The Hellenistic period covers the period of Mediterranean history between the death of Alexander the Great in 323 BC,
and the emergence of the Roman Empire as signified by the Battle of Actium in 31 BC, and the subsequent conquest of Ptolemaic Egypt the following year.
The Ancient Greek word Hellas (Ἑλλάς, Ellás) is the original word for Greece, from which the word Hellenistic was derived.
During the Hellenistic period Greek cultural influence and power reached the peak of its geographical expansion, being dominant in the Mediterranean World
and most of West and Central Asia, even in parts of the Indian subcontinent, experiencing prosperity and progress in the arts, exploration, literature,
theatre, architecture, music, mathematics, philosophy, and science. It is often considered a period of transition, sometimes even of decadence or degeneration,
compared to the enlightenment of the Greek Classical era.
The Hellenistic period saw the rise of New Comedy, Alexandrian poetry, the Septuagint and the philosophies of Stoicism, Epicureanism, and Pyrrhonism.
Greek science was advanced by the works of the mathematician Euclid and the polymath Archimedes. The religious sphere expanded to include new gods

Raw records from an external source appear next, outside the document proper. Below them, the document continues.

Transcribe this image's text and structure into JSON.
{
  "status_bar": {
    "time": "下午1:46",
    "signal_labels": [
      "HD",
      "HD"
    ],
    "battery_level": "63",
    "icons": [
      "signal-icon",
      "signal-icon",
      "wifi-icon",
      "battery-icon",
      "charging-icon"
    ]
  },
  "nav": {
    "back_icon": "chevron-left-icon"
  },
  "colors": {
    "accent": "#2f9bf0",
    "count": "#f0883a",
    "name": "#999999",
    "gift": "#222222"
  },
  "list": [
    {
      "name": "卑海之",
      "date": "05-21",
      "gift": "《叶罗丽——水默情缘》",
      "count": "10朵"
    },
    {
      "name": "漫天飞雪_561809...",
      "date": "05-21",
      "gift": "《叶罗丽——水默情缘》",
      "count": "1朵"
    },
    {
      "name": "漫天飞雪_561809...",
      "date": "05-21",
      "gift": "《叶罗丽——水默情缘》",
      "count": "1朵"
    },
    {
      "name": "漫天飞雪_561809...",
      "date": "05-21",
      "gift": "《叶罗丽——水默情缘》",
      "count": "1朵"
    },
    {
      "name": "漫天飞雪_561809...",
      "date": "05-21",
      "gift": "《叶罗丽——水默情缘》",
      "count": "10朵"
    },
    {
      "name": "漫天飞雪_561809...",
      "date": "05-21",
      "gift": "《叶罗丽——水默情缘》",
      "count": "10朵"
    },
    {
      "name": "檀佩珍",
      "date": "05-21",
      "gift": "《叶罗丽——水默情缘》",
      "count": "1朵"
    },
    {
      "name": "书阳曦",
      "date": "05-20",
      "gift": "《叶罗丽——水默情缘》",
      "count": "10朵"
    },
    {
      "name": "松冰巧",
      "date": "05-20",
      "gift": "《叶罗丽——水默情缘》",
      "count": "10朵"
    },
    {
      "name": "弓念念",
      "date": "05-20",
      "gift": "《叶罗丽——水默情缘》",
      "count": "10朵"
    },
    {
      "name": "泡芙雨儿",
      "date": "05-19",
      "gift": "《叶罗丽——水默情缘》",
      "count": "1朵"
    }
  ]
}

such as the Greco-Egyptian Serapis, eastern deities such as Attis and Cybele and a syncretism between Hellenistic culture and Buddhism in Bactria and